When performing the single leg heel raises the sports podiatrist, Sydney, observed that the patient was able to perform approximately 35 raises using his good foot. However, when attempting to perform heel raises on his symptomatic foot the patient was unable to perform more than 3, and he experienced significant pain during this exercise. The podiatrist was also able to observe significant joint hypermobility throughout the knees ankles and joints of the feet. This joint hypermobility causing significant over pronation through both feet. This over pronation was apparent when running barefoot, and was even more severe when running with the soft, flexible, Asics DS trainer. Due to this ligament laxity, the podiatrist also noted extreme tightness through the gastroc and soleus muscle groups, as they were attempting to compensate for the ligament weakness.
Treatment Plan by the Podiatrist, Sydney
Primarily, the podiatrist, Sydney, informed the patient that it was crucial he changed his running shoes. He was informed that the Asics DS trainer is a very lightweight shoe providing minimum stability or support. The patient was advised that he would be much better off running in an Asics 2000 or 3000, or even the GEL-Kayano. The patient was advised to perform calf stretches 3 times per day and was given strict instructions as per the technique. The podiatrist advised the patient that calf range was an important factor in the rehabilitation of many foot and ankle conditions. The sports podiatrist also applied rigid sports tape to both feet in order to give the foot more stability and support. The patient was informed that the strapping should stay in place for approximately 5 days before being changed.

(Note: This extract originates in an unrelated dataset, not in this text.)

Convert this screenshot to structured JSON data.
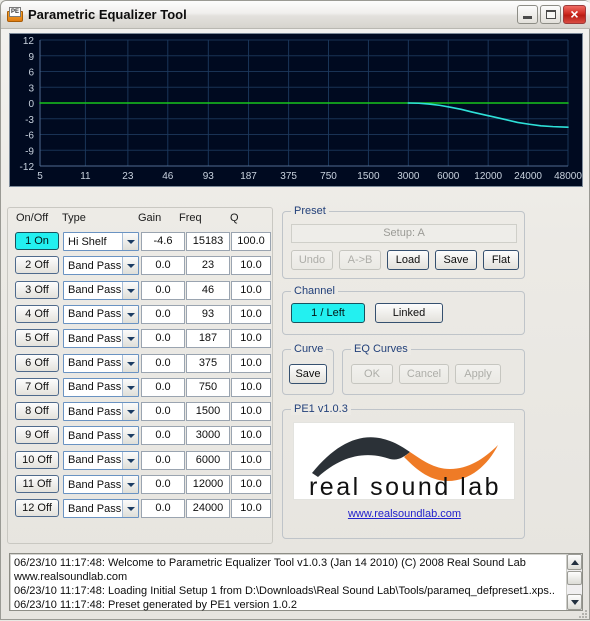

The patient was advised to refrain from running for 2 weeks, and would be reviewed at this time.
The patient was advised that if he did not improve then careful consideration would be given to the use of prescription orthotics, which would realign the rearfoot and provide additional support inside the shoe. The patient was advised that the soft gel liners that come with running shoes do not provide support, but moreover they provide cushioning. Patients with hypermobility often benefit more from stability as opposed to cushioning.
2 Week Follow Up with the Podiatrist, Sydney
This patient returned to visit the sports podiatrist, Sydney, 14 days from his first appointment. The patient reported that he had been diligent with calf stretching and the application of soft ice packs. He had purchased the Asics 3000 running shoes and had been using these to walk. He had not run. He reported 50 percent reduction in pain when getting out from his bed each morning. He also reported an improvement when walking up hills and when climbing stairs. To this end, the sports podiatrist decided to continue with the same treatment and review the patient again in another 14 days. After 4 weeks the patient reported that he was almost pain free. The podiatrist in Sydney, Martin Place was happy with this progress and inform the patient that she should start to exercise gently. The patient was advised to walk, jog, walk, jog for a short 2 kilometre distance. Pain levels were monitored and the frequency and distance was increased gradually. After 8 weeks the patient reported to the sports podiatrist that the pain level was minimal, and that he only felt stiffness through the medial side of symptomatic ankle. He was able to run for six kilometres without the symptoms returning. The patient was discharged from the clinic and was advised to continue with his reintroduction to the training program and only return to the podiatrist, Sydney if his symptoms deteriorated. Once again he was advised that the use of carbon fibre prescription orthotics may have a place, should his symptoms return. Rigid orthotics with padding, provide the support that loose foot ligaments do not have. The patient was advised that it is a genetic predisposition that causes loose ligaments, and that we are unable to strengthen ligaments.
Please note that the information contained in this case study is specific to one particular patient who came to see the sports podiatrist in Sydney. If you think you have shin splints or any other foot and ankle problem you should consult with a suitably qualified Sports podiatrist.
Sports podiatrist, Sydney – Karl Lockett.